» **Stored items**
Segment Open
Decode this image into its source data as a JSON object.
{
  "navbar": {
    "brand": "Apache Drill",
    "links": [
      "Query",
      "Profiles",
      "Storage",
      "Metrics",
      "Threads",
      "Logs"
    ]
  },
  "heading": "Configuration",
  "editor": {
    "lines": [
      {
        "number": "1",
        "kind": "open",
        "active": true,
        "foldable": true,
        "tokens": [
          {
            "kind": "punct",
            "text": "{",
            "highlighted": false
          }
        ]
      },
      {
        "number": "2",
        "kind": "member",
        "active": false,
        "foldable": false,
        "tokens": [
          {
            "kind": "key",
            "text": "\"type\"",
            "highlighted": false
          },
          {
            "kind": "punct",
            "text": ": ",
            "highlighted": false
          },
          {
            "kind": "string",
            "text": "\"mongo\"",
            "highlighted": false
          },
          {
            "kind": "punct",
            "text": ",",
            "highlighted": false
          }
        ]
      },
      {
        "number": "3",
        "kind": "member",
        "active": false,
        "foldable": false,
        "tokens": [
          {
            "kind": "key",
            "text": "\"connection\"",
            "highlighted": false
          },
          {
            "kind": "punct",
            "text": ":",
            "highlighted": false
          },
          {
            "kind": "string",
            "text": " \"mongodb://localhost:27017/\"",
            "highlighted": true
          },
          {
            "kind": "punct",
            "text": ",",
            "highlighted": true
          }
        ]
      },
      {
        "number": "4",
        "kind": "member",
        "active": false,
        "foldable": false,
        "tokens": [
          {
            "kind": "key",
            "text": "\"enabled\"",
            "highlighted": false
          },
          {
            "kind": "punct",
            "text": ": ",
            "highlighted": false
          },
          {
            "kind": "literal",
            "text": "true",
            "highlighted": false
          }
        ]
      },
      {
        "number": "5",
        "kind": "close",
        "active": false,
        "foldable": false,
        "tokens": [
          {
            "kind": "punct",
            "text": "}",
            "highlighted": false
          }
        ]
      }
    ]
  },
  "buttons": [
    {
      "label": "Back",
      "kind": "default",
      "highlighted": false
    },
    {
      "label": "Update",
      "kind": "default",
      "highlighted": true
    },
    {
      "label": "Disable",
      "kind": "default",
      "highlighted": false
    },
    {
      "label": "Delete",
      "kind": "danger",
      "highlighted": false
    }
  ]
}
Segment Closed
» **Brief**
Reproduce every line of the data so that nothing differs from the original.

» **Response to the exercise**
Decode this image into its source data as a JSON object.
{
  "navbar": {
    "brand": "Apache Drill",
    "links": [
      "Query",
      "Profiles",
      "Storage",
      "Metrics",
      "Threads",
      "Logs"
    ]
  },
  "heading": "Configuration",
  "editor": {
    "lines": [
      {
        "number": "1",
        "kind": "open",
        "active": true,
        "foldable": true,
        "tokens": [
          {
            "kind": "punct",
            "text": "{",
            "highlighted": false
          }
        ]
      },
      {
        "number": "2",
        "kind": "member",
        "active": false,
        "foldable": false,
        "tokens": [
          {
            "kind": "key",
            "text": "\"type\"",
            "highlighted": false
          },
          {
            "kind": "punct",
            "text": ": ",
            "highlighted": false
          },
          {
            "kind": "string",
            "text": "\"mongo\"",
            "highlighted": false
          },
          {
            "kind": "punct",
            "text": ",",
            "highlighted": false
          }
        ]
      },
      {
        "number": "3",
        "kind": "member",
        "active": false,
        "foldable": false,
        "tokens": [
          {
            "kind": "key",
            "text": "\"connection\"",
            "highlighted": false
          },
          {
            "kind": "punct",
            "text": ":",
            "highlighted": false
          },
          {
            "kind": "string",
            "text": " \"mongodb://localhost:27017/\"",
            "highlighted": true
          },
          {
            "kind": "punct",
            "text": ",",
            "highlighted": true
          }
        ]
      },
      {
        "number": "4",
        "kind": "member",
        "active": false,
        "foldable": false,
        "tokens": [
          {
            "kind": "key",
            "text": "\"enabled\"",
            "highlighted": false
          },
          {
            "kind": "punct",
            "text": ": ",
            "highlighted": false
          },
          {
            "kind": "literal",
            "text": "true",
            "highlighted": false
          }
        ]
      },
      {
        "number": "5",
        "kind": "close",
        "active": false,
        "foldable": false,
        "tokens": [
          {
            "kind": "punct",
            "text": "}",
            "highlighted": false
          }
        ]
      }
    ]
  },
  "buttons": [
    {
      "label": "Back",
      "kind": "default",
      "highlighted": false
    },
    {
      "label": "Update",
      "kind": "default",
      "highlighted": true
    },
    {
      "label": "Disable",
      "kind": "default",
      "highlighted": false
    },
    {
      "label": "Delete",
      "kind": "danger",
      "highlighted": false
    }
  ]
}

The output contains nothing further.